  51. Werner, E. E., & Smith, R. S. (1992).Overcoming the odds: High risk children from birth to adulthood.
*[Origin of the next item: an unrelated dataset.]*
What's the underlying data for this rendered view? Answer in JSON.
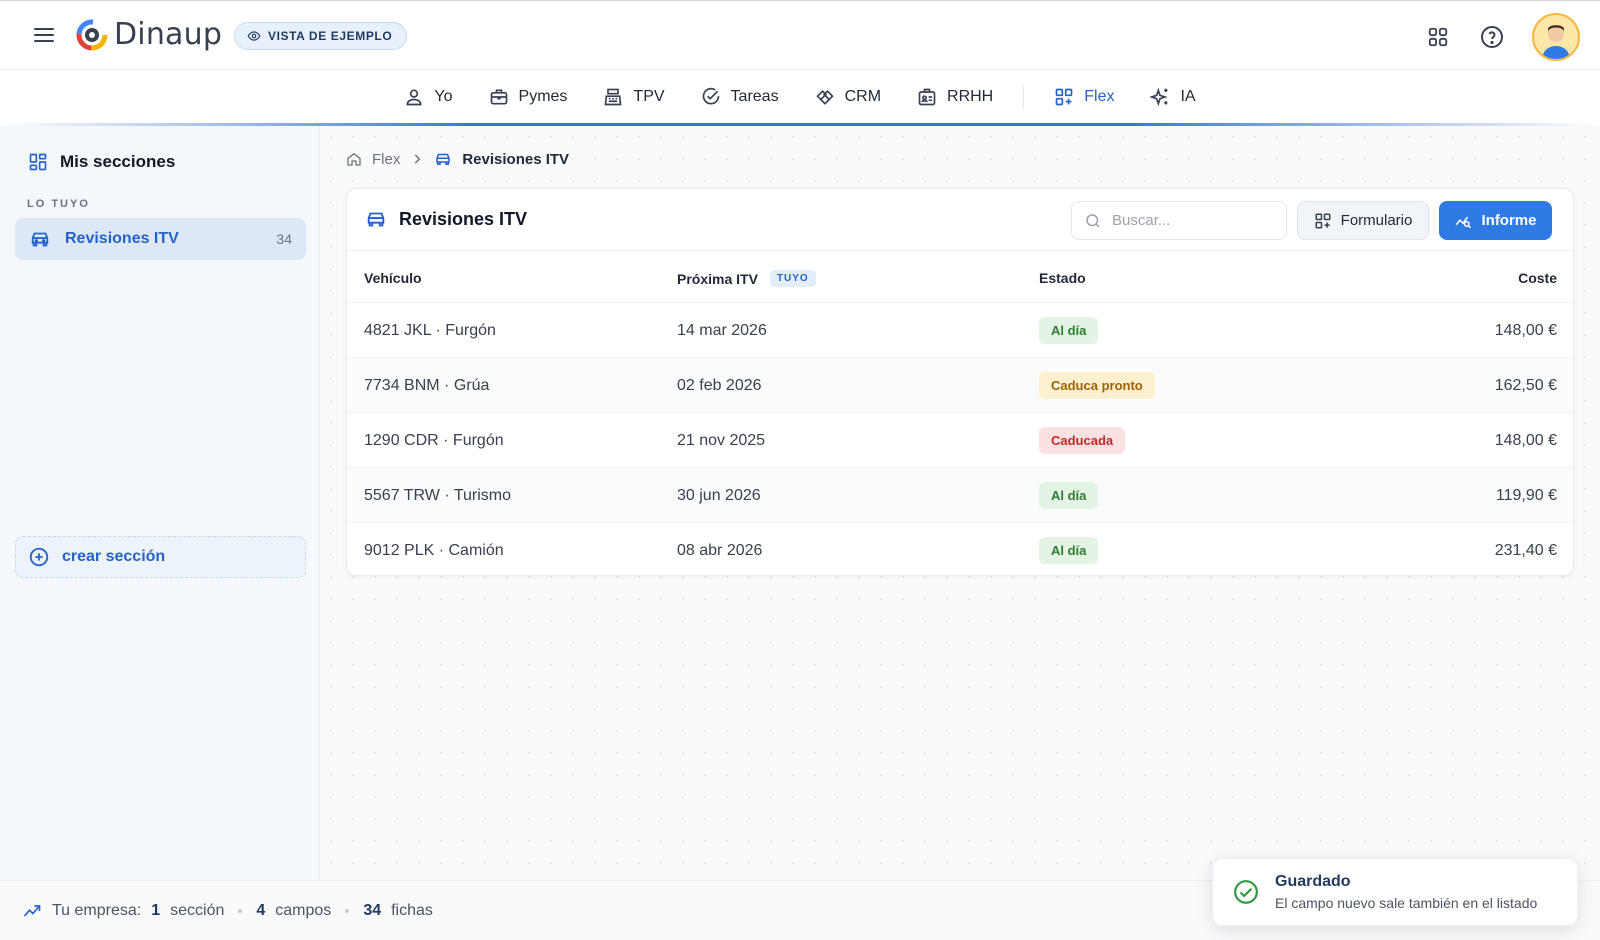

Ithaca, NY: Cornell University Press.Google Scholar
  52. Wyman, P. A., Cowen, E. L., Work, W. C., & Kerley, J. H. (1993). The role of children’s future expectations in selfsystem functioning and adjustment to life stress: A prospective study of urban at-risk children.Development and Psychopathology, 5, 649–661.Google Scholar
  53. Yang, G. S. (2001).Joongtoi gyunghum chungsonyun-ui hackgyo juckung yuyeonsung-gwa gwanlyundoin bohoyoin tucksung yoengu [A Study on the characteristics of the protective factors for school dropout adolescents’ school resilience]. Unpublished master thesis, Catholic University of Seoul, Korea.Google Scholar
  54. Yoo, S. K. (2000). Chungsonyun talbihang-gwa wihum yoso mit boho yoso-e gwanhan tamsack-juk yeongu [What makes a differences for Korean juveniles?].The Journal of Educational Research, 38(3), 81–106.Google Scholar
  55. Yoon, (1993).Chungsonyun-ui ilsang-juck stress-wa sawhe kwankyemang jikak [A stress and the perception of social network of adolescent]. Unpublished master theisis, Seoul National University, Seoul, Korea.Google Scholar
  56. Zigler, E., Taussing, C., & Black, K. (1992). Early childhood intervention a promising preventive for juvenile delinquency.American Psychologist, 47, 997–1006.CrossRefGoogle Scholar
  57. Zika, S., & Chamberlain, K. (1992). On the relation between meaning in life and psychological well-being.British Journal of Psychology, 83, 133–145.Google Scholar

Copyright information

© Education Research Institute 2005

Authors and Affiliations

  • Tack-Ho Kim
    • 1
  • Sang Min Lee
    • 2
  • Kumlan Yu
    • 2
  • Seungkook Lee
    • 2
  • Ana Puig
    • 3
  1. 1.Korea Youth Counseling InstituteKorea
  2. 2.Department of Educational LeadershipUniversity of ArkansasFayettevilleUSA
  3. 3.University of FloridaUSA

Personalised recommendations